WHAT IS NEEDED
The entries below are to be repeated verbatim, in full.

[Opening DATA FOR REVIEW section]

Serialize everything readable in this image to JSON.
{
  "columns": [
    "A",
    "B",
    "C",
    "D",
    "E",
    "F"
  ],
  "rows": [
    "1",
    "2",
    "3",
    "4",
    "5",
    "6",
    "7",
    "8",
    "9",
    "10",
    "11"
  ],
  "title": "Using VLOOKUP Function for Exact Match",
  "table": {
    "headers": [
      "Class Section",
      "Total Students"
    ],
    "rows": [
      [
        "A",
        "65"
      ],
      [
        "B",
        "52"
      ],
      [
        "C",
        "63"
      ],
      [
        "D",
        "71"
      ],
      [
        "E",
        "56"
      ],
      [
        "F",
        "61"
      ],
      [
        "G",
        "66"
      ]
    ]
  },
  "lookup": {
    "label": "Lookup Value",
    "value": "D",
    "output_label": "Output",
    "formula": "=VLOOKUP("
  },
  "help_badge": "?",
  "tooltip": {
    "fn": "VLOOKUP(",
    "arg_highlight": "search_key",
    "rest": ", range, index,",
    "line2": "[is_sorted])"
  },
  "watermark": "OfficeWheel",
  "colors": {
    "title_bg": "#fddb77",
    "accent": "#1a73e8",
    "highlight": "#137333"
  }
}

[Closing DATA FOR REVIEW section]

OUTPUT BELOW
Serialize everything readable in this image to JSON.
{
  "columns": [
    "A",
    "B",
    "C",
    "D",
    "E",
    "F"
  ],
  "rows": [
    "1",
    "2",
    "3",
    "4",
    "5",
    "6",
    "7",
    "8",
    "9",
    "10",
    "11"
  ],
  "title": "Using VLOOKUP Function for Exact Match",
  "table": {
    "headers": [
      "Class Section",
      "Total Students"
    ],
    "rows": [
      [
        "A",
        "65"
      ],
      [
        "B",
        "52"
      ],
      [
        "C",
        "63"
      ],
      [
        "D",
        "71"
      ],
      [
        "E",
        "56"
      ],
      [
        "F",
        "61"
      ],
      [
        "G",
        "66"
      ]
    ]
  },
  "lookup": {
    "label": "Lookup Value",
    "value": "D",
    "output_label": "Output",
    "formula": "=VLOOKUP("
  },
  "help_badge": "?",
  "tooltip": {
    "fn": "VLOOKUP(",
    "arg_highlight": "search_key",
    "rest": ", range, index,",
    "line2": "[is_sorted])"
  },
  "watermark": "OfficeWheel",
  "colors": {
    "title_bg": "#fddb77",
    "accent": "#1a73e8",
    "highlight": "#137333"
  }
}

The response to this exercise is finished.